*** Opening Extracted records ***
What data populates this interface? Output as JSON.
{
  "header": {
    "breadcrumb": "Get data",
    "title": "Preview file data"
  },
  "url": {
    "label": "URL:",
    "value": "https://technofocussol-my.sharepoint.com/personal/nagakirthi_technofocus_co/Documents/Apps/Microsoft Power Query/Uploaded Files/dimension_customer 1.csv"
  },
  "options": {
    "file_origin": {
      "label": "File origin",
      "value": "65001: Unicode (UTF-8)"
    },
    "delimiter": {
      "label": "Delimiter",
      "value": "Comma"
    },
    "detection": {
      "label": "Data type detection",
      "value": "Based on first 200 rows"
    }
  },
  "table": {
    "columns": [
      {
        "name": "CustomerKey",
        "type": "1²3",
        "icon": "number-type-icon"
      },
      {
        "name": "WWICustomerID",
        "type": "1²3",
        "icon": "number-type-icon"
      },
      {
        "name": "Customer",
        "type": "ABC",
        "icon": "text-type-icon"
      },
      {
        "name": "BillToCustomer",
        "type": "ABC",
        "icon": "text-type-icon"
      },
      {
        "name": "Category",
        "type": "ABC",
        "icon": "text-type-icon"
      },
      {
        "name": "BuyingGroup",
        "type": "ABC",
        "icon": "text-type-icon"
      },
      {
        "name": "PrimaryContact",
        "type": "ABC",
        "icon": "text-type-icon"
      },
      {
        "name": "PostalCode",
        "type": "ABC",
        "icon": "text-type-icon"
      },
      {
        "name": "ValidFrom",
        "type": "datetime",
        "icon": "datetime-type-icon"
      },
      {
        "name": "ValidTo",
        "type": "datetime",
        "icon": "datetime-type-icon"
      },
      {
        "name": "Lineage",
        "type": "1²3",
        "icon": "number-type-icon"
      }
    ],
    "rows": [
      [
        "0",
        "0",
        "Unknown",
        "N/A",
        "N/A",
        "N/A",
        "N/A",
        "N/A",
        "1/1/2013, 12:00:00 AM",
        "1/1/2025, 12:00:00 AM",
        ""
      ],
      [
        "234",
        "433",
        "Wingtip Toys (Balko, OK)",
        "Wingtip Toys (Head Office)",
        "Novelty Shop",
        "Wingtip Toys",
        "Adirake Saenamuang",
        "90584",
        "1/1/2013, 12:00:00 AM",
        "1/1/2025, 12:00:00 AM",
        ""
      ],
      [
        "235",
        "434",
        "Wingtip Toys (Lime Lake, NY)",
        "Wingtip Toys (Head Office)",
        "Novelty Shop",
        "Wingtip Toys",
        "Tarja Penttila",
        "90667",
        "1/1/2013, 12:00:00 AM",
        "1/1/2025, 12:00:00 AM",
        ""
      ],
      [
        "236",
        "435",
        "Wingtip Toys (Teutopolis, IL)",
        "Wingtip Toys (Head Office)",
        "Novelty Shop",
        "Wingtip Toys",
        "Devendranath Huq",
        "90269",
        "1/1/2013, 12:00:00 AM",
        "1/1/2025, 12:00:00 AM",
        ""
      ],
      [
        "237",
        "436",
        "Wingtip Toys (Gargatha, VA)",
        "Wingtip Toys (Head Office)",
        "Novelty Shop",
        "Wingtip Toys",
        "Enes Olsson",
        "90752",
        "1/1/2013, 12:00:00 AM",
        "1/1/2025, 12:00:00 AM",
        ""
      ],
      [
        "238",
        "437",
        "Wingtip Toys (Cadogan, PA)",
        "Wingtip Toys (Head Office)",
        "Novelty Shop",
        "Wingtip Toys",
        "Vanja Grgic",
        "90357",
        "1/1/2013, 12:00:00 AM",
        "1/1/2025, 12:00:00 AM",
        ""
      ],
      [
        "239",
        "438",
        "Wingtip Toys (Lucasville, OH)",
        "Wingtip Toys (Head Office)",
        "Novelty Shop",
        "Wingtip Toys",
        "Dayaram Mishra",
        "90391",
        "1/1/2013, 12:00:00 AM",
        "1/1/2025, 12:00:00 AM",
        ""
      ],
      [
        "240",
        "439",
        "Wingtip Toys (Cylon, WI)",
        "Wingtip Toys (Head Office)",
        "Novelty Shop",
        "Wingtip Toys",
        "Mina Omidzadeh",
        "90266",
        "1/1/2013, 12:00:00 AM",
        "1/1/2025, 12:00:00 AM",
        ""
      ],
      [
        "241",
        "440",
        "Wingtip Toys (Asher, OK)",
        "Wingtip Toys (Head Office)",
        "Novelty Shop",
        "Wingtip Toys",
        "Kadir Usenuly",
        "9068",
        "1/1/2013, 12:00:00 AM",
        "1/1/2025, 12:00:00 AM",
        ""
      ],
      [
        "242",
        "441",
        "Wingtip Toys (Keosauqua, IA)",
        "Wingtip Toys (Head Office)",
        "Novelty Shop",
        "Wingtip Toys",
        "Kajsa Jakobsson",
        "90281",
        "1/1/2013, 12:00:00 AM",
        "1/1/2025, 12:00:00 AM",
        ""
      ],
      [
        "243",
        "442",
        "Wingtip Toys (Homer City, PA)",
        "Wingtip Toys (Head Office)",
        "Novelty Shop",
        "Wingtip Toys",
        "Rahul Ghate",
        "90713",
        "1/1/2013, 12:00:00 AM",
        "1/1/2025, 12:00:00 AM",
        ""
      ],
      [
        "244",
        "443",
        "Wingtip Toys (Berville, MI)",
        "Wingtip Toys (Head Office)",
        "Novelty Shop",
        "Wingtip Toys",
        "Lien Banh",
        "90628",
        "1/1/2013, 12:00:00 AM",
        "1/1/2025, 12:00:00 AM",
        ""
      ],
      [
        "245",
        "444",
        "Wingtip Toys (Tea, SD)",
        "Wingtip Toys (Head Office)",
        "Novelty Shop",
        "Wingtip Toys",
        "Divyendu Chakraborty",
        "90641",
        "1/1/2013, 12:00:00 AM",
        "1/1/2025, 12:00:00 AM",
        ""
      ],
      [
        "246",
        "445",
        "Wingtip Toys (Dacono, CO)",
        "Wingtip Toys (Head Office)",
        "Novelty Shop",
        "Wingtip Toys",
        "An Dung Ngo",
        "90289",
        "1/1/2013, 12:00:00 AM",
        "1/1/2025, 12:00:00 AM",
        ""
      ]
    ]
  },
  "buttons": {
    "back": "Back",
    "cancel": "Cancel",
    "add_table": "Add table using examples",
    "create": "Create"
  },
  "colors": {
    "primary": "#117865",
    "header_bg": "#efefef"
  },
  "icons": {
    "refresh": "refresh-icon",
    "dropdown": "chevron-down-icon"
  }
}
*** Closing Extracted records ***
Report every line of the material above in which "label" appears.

    "label": "URL:",
      "label": "File origin",
      "label": "Delimiter",
      "label": "Data type detection",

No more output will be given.